The state has long tried to raise attendance by expanding forms of gaming allowed in these legitimate casinos. At first, only electronic games like video poker and slots were permitted. In 2012, the state expanded their allowed casino gaming list to include table games like poker, roulette, and blackjack. Through examining the first seven years of Maryland’s casino operations, we can see a steady revenue stream and gaming tax revenue allocation of $1.7 billion to the state’s Education Trust Fund.

Some critics, economic experts, and lawmakers’ reason that while physical casino has not produced the same wealth of success it has in other states, online applications could remedy some of these attendance and spending issues. The idea is that online casinos licensed and regulated by the state of Maryland would reach people in rural areas too far to reach any of the six-current land-based casinos.

Nearby states like New Jersey and Pennsylvania have seen their gambling revenue increase dramatically once online gaming was legalized and introduced.

Maryland is not just betting on online casino gambling to improve its revenue and attendance. The state has also considered a bill introduced in February of 2019 which would allow the Maryland Lottery to oversee sports gambling operations.

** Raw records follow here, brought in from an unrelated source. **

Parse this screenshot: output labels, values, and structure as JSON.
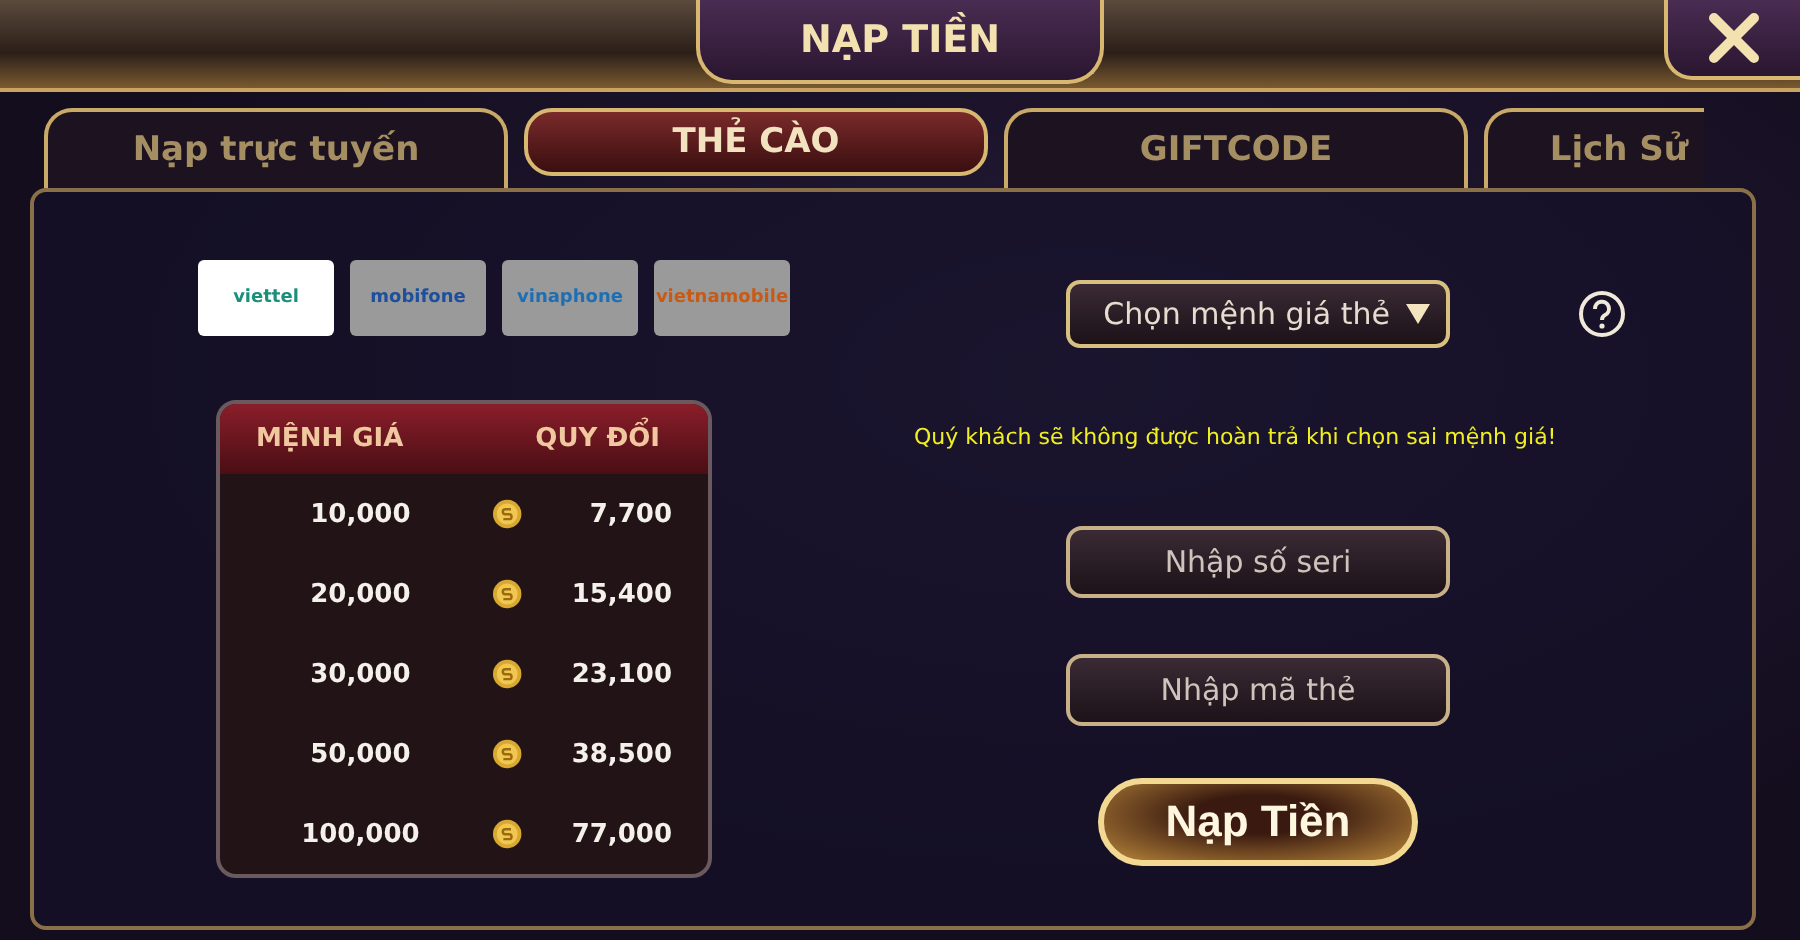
{
  "window": {
    "title": "NẠP TIỀN"
  },
  "tabs": [
    {
      "label": "Nạp trực tuyến",
      "selected": false
    },
    {
      "label": "THẺ CÀO",
      "selected": true
    },
    {
      "label": "GIFTCODE",
      "selected": false
    },
    {
      "label": "Lịch Sử",
      "selected": false
    }
  ],
  "carriers": [
    {
      "name": "viettel",
      "selected": true
    },
    {
      "name": "mobifone",
      "selected": false
    },
    {
      "name": "vinaphone",
      "selected": false
    },
    {
      "name": "vietnamobile",
      "selected": false
    }
  ],
  "rate_table": {
    "columns": [
      "MỆNH GIÁ",
      "QUY ĐỔI"
    ],
    "rows": [
      {
        "value": "10,000",
        "reward": "7,700"
      },
      {
        "value": "20,000",
        "reward": "15,400"
      },
      {
        "value": "30,000",
        "reward": "23,100"
      },
      {
        "value": "50,000",
        "reward": "38,500"
      },
      {
        "value": "100,000",
        "reward": "77,000"
      }
    ]
  },
  "denomination_select": {
    "placeholder": "Chọn mệnh giá thẻ"
  },
  "warning": "Quý khách sẽ không được hoàn trả khi chọn sai mệnh giá!",
  "serial_field": {
    "placeholder": "Nhập số seri"
  },
  "code_field": {
    "placeholder": "Nhập mã thẻ"
  },
  "submit_button": "Nạp Tiền"
}
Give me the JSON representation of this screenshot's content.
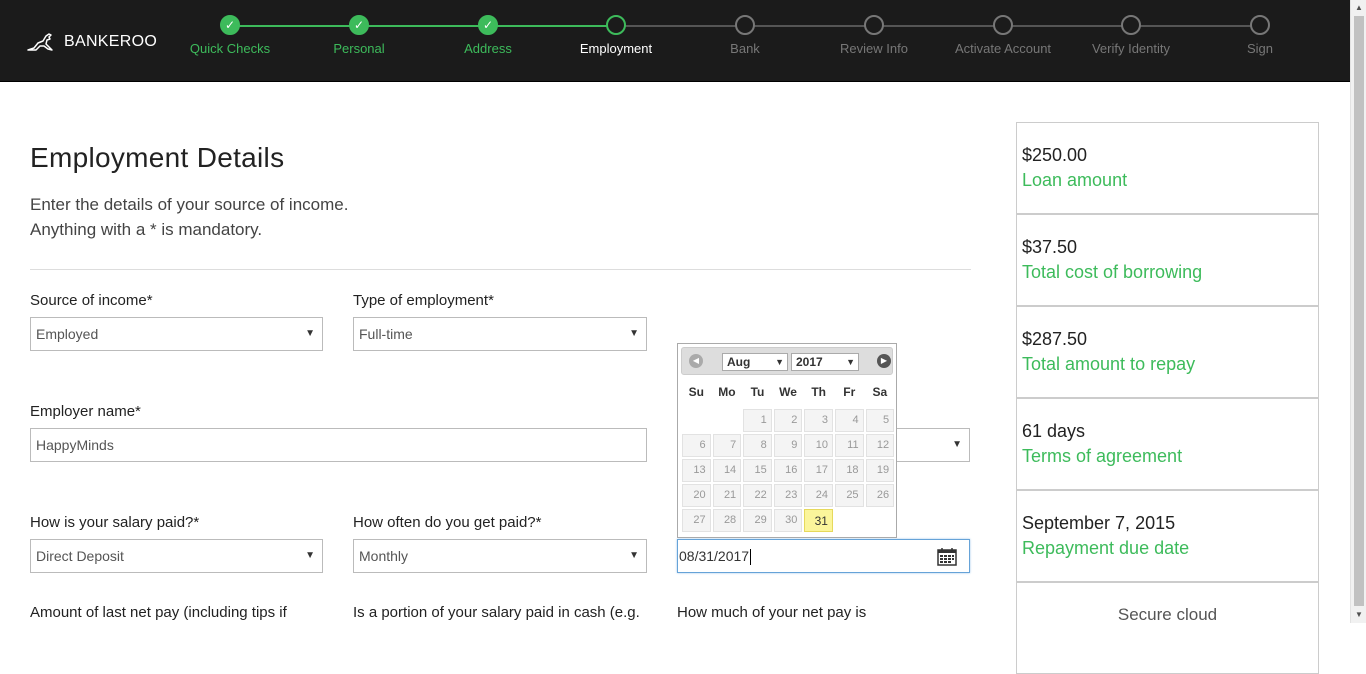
{
  "brand": {
    "name": "BANKEROO",
    "accent": "#3dbb5b",
    "header_bg": "#1b1b1b"
  },
  "steps": [
    {
      "label": "Quick Checks",
      "status": "done"
    },
    {
      "label": "Personal",
      "status": "done"
    },
    {
      "label": "Address",
      "status": "done"
    },
    {
      "label": "Employment",
      "status": "current"
    },
    {
      "label": "Bank",
      "status": "pending"
    },
    {
      "label": "Review Info",
      "status": "pending"
    },
    {
      "label": "Activate Account",
      "status": "pending"
    },
    {
      "label": "Verify Identity",
      "status": "pending"
    },
    {
      "label": "Sign",
      "status": "pending"
    }
  ],
  "page": {
    "title": "Employment Details",
    "intro_line1": "Enter the details of your source of income.",
    "intro_line2": "Anything with a * is mandatory."
  },
  "form": {
    "source_label": "Source of income*",
    "source_value": "Employed",
    "type_label": "Type of employment*",
    "type_value": "Full-time",
    "employer_label": "Employer name*",
    "employer_value": "HappyMinds",
    "salary_paid_label": "How is your salary paid?*",
    "salary_paid_value": "Direct Deposit",
    "frequency_label": "How often do you get paid?*",
    "frequency_value": "Monthly",
    "next_pay_value": "08/31/2017",
    "last_net_pay_label": "Amount of last net pay (including tips if",
    "cash_portion_label": "Is a portion of your salary paid in cash (e.g.",
    "net_pay_portion_label": "How much of your net pay is"
  },
  "datepicker": {
    "month": "Aug",
    "year": "2017",
    "weekdays": [
      "Su",
      "Mo",
      "Tu",
      "We",
      "Th",
      "Fr",
      "Sa"
    ],
    "leading_blanks": 2,
    "days": [
      "1",
      "2",
      "3",
      "4",
      "5",
      "6",
      "7",
      "8",
      "9",
      "10",
      "11",
      "12",
      "13",
      "14",
      "15",
      "16",
      "17",
      "18",
      "19",
      "20",
      "21",
      "22",
      "23",
      "24",
      "25",
      "26",
      "27",
      "28",
      "29",
      "30",
      "31"
    ],
    "selected": "31",
    "prev_icon": "chevron-left-icon",
    "next_icon": "chevron-right-icon"
  },
  "summary": [
    {
      "value": "$250.00",
      "label": "Loan amount"
    },
    {
      "value": "$37.50",
      "label": "Total cost of borrowing"
    },
    {
      "value": "$287.50",
      "label": "Total amount to repay"
    },
    {
      "value": "61 days",
      "label": "Terms of agreement"
    },
    {
      "value": "September 7, 2015",
      "label": "Repayment due date"
    }
  ],
  "secure_text": "Secure cloud"
}
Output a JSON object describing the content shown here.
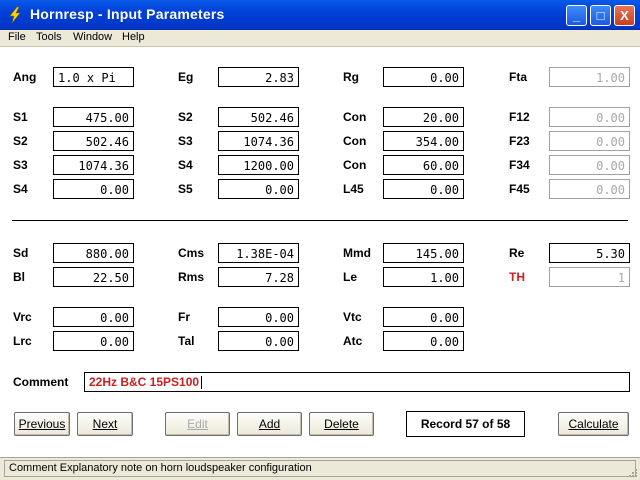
{
  "window": {
    "title": "Hornresp - Input Parameters",
    "controls": {
      "minimize": "_",
      "maximize": "□",
      "close": "X"
    }
  },
  "menu": [
    "File",
    "Tools",
    "Window",
    "Help"
  ],
  "horn": {
    "col1": [
      {
        "label": "Ang",
        "value": "1.0 x Pi"
      },
      {
        "label": "S1",
        "value": "475.00"
      },
      {
        "label": "S2",
        "value": "502.46"
      },
      {
        "label": "S3",
        "value": "1074.36"
      },
      {
        "label": "S4",
        "value": "0.00"
      }
    ],
    "col2": [
      {
        "label": "Eg",
        "value": "2.83"
      },
      {
        "label": "S2",
        "value": "502.46"
      },
      {
        "label": "S3",
        "value": "1074.36"
      },
      {
        "label": "S4",
        "value": "1200.00"
      },
      {
        "label": "S5",
        "value": "0.00"
      }
    ],
    "col3": [
      {
        "label": "Rg",
        "value": "0.00"
      },
      {
        "label": "Con",
        "value": "20.00"
      },
      {
        "label": "Con",
        "value": "354.00"
      },
      {
        "label": "Con",
        "value": "60.00"
      },
      {
        "label": "L45",
        "value": "0.00"
      }
    ],
    "col4": [
      {
        "label": "Fta",
        "value": "1.00"
      },
      {
        "label": "F12",
        "value": "0.00"
      },
      {
        "label": "F23",
        "value": "0.00"
      },
      {
        "label": "F34",
        "value": "0.00"
      },
      {
        "label": "F45",
        "value": "0.00"
      }
    ]
  },
  "driver": {
    "col1": [
      {
        "label": "Sd",
        "value": "880.00"
      },
      {
        "label": "Bl",
        "value": "22.50"
      },
      {
        "label": "Vrc",
        "value": "0.00"
      },
      {
        "label": "Lrc",
        "value": "0.00"
      }
    ],
    "col2": [
      {
        "label": "Cms",
        "value": "1.38E-04"
      },
      {
        "label": "Rms",
        "value": "7.28"
      },
      {
        "label": "Fr",
        "value": "0.00"
      },
      {
        "label": "Tal",
        "value": "0.00"
      }
    ],
    "col3": [
      {
        "label": "Mmd",
        "value": "145.00"
      },
      {
        "label": "Le",
        "value": "1.00"
      },
      {
        "label": "Vtc",
        "value": "0.00"
      },
      {
        "label": "Atc",
        "value": "0.00"
      }
    ],
    "col4": [
      {
        "label": "Re",
        "value": "5.30"
      },
      {
        "label": "TH",
        "value": "1"
      }
    ]
  },
  "comment": {
    "label": "Comment",
    "value": "22Hz B&C 15PS100"
  },
  "buttons": {
    "previous": "Previous",
    "next": "Next",
    "edit": "Edit",
    "add": "Add",
    "delete": "Delete",
    "record": "Record 57 of 58",
    "calculate": "Calculate"
  },
  "status": "Comment   Explanatory note on horn loudspeaker configuration",
  "colors": {
    "titlebar": "#0040d8",
    "comment_text": "#c82020",
    "th_label": "#d42020"
  }
}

However, the likeliness of expanded gambling coming via legislature and seeing swift implementation is zero to none as the state’s voters approved of a measure which only allowed commercial gambling expansion to go on the ballot. In that case, Marylandians looking for legal online casino gambling right now can enjoy licensed offshore online legitimate casinos.